Records drawn from a dataset
......
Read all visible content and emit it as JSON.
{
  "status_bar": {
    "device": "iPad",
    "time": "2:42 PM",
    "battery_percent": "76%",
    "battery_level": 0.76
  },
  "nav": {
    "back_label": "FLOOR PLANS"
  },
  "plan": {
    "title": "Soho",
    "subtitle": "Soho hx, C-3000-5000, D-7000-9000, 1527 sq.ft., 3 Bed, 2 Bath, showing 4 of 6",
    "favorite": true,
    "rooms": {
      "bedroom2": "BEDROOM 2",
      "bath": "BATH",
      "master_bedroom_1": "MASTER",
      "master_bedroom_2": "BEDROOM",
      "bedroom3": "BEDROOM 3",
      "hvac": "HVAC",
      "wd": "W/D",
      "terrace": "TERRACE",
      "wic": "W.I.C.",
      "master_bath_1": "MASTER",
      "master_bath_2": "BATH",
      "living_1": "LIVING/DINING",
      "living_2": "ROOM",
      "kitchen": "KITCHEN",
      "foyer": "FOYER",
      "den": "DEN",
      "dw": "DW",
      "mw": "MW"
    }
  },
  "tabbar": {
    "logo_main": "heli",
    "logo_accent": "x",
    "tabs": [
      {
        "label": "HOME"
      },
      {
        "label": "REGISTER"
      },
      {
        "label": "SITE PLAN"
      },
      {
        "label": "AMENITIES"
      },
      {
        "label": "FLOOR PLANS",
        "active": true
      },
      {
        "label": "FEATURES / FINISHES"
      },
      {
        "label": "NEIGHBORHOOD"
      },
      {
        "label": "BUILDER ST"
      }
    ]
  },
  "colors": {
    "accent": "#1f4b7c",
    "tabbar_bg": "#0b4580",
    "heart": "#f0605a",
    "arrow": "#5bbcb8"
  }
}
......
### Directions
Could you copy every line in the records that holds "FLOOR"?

### Exercise output
    "back_label": "FLOOR PLANS"
        "label": "FLOOR PLANS",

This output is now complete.